First question I had was, “What is Alkaptonuria Ochronosis”? The doctor explained that I lack enough of an enzyme called homogentisic acid oxidase. Because of the missing enzyme I have a buildup of homogentisic acid. I eliminate some in the urine but the rest is deposited in body tissues where it becomes toxic. The result is Ochronosis, a blue-black discoloration of connective tissue including bone, cartilage, and skin caused by deposits of ochre-colored pigment.
It is almost like gradually being poisoned. You won’t necessary die but the toxins are building up and destroying your insides. The damage causes arthritis. First it is mild, than moderate, until it gets in the severe stage and at that time you may require joint replacements. So besides the AKU you also suffer from osteoarthritis (degenerative joint disease).
I’m now in my mid 50s and over the years I have lost 4 inches in height, have blue colored ears, a brown spot in my one eye, walk with a forward stoop, have kidney stones and my teeth have discolored. I also have had several surgeries hip replacement, gallbladder, Achilles tendon rupture, and both shoulders need total replacements. Every day I wake up in extreme pain, and to get out of bed I have to pull on my blankets to be able to lift myself up. I suffer from chronic pain in almost every joint. I’m forced to take pain and arthritis medicine so I can cope.
I explain it like this to family and friends: can you imagine having the flu or a cold and never getting rid of it, every day feeling bad, some days worse than others? My spine hurts so bad that one wrong move and I get muscle spasms; it feels like I’m getting zapped with a taser gun. It’s not always easy for people to understand why I can’t do things like I did at one time. I’m exhausted constantly due to the pain. Everything I try to do is difficult for me. My sleep is interrupted; one wrong move and I wake up instantly in pain. Over the years the disease has caused depression and difficult times. I have been frustrated due to unanswered questions and the loneliness of a disease that no one seems to understand.

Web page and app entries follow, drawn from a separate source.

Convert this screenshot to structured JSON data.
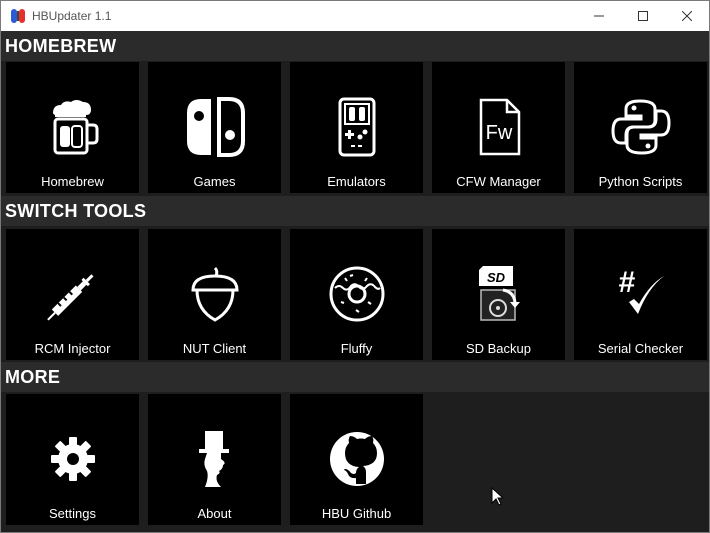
{
  "window": {
    "title": "HBUpdater 1.1"
  },
  "sections": [
    {
      "header": "HOMEBREW",
      "tiles": [
        {
          "label": "Homebrew",
          "icon": "beer-mug-icon"
        },
        {
          "label": "Games",
          "icon": "switch-console-icon"
        },
        {
          "label": "Emulators",
          "icon": "gameboy-icon"
        },
        {
          "label": "CFW Manager",
          "icon": "fw-file-icon"
        },
        {
          "label": "Python Scripts",
          "icon": "python-logo-icon"
        }
      ]
    },
    {
      "header": "SWITCH TOOLS",
      "tiles": [
        {
          "label": "RCM Injector",
          "icon": "syringe-icon"
        },
        {
          "label": "NUT Client",
          "icon": "acorn-icon"
        },
        {
          "label": "Fluffy",
          "icon": "donut-icon"
        },
        {
          "label": "SD Backup",
          "icon": "sd-card-backup-icon"
        },
        {
          "label": "Serial Checker",
          "icon": "hash-check-icon"
        }
      ]
    },
    {
      "header": "MORE",
      "tiles": [
        {
          "label": "Settings",
          "icon": "gear-icon"
        },
        {
          "label": "About",
          "icon": "top-hat-silhouette-icon"
        },
        {
          "label": "HBU Github",
          "icon": "github-icon"
        }
      ]
    }
  ],
  "icons": {
    "sd_card_text": "SD",
    "fw_file_text": "Fw",
    "serial_hash": "#"
  },
  "colors": {
    "background": "#1e1e1e",
    "header_bar": "#2b2b2b",
    "tile": "#000000",
    "text": "#ffffff"
  }
}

When a person has cancer they have support groups. When you have a rare disease it feels like you are so alone and no one cares. You are told that they may never find a cure because you are just a few and it would not benefit them to research your disease. I have done research myself for 15 years to try to get answers to my questions.
In the last few months I have heard of medicine that could take away about 95% of the toxins but the problem is cost and FDA approval in the United States. I know a cure in my lifetime may be out of the question, but when medicine exists and could slow down the progression of this disease we need to fight for ourselves and others so we can stop the suffering.

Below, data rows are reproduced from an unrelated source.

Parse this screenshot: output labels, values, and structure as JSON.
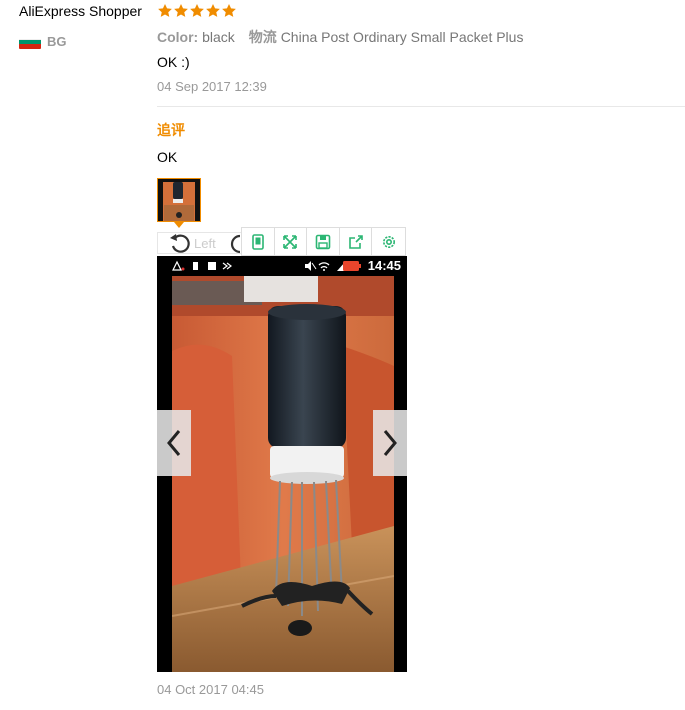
{
  "review": {
    "reviewer_name": "AliExpress Shopper",
    "rating_stars": 5,
    "country_code": "BG",
    "color_label": "Color:",
    "color_value": "black",
    "shipping_label": "物流",
    "shipping_value": "China Post Ordinary Small Packet Plus",
    "text": "OK :)",
    "date": "04 Sep 2017 12:39"
  },
  "followup": {
    "label": "追评",
    "text": "OK",
    "date": "04 Oct 2017 04:45"
  },
  "viewer": {
    "rotate_left_label": "Left",
    "status_time": "14:45",
    "toolbar_icons": [
      "phone-icon",
      "expand-icon",
      "save-icon",
      "share-icon",
      "settings-icon"
    ]
  },
  "colors": {
    "accent": "#f08c00",
    "toolbar_icon": "#2bb673",
    "star": "#f08c00"
  }
}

On a positive note I would like to educate others so no-one has to be alone and suffer. I will talk to any doctor or person who will listen. In the future I hope that we can get support and funding for research and eventually a cure for this painful and debilitating disease.’
Nick says: Janet’s story is a harrowing one and shows once again the urgent need for patient groups to help people with rare diseases. If you’d like to find out more, go to the Online Communities project.